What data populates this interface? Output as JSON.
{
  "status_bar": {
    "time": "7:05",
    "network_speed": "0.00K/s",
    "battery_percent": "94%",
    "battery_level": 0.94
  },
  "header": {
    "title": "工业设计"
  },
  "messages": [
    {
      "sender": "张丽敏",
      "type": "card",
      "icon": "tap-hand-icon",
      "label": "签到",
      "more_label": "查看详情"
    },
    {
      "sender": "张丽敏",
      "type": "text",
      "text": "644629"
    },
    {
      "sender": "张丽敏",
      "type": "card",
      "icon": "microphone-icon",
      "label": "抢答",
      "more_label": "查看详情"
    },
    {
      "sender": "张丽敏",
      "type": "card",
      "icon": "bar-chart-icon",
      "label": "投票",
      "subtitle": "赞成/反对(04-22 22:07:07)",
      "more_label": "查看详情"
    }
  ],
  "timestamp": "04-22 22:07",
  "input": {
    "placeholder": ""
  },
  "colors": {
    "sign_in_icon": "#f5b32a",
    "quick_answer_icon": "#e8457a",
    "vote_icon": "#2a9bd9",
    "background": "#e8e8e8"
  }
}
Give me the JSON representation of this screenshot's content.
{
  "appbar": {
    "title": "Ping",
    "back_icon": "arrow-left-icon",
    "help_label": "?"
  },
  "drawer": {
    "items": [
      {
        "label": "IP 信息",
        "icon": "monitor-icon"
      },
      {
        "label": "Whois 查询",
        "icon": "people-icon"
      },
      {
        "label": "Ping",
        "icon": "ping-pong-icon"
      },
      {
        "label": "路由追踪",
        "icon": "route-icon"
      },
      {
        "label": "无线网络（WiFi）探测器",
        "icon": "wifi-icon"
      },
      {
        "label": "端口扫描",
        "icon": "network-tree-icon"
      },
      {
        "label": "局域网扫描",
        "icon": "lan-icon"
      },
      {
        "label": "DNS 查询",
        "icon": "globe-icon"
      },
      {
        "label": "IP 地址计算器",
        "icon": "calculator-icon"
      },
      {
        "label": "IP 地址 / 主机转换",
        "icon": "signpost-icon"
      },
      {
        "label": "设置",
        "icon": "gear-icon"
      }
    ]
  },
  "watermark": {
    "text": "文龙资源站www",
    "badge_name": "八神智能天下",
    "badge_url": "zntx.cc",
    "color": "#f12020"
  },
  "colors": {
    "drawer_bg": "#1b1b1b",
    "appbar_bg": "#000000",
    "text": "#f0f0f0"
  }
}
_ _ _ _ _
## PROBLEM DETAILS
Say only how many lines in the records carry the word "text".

## SOLUTION TO THIS TASK
4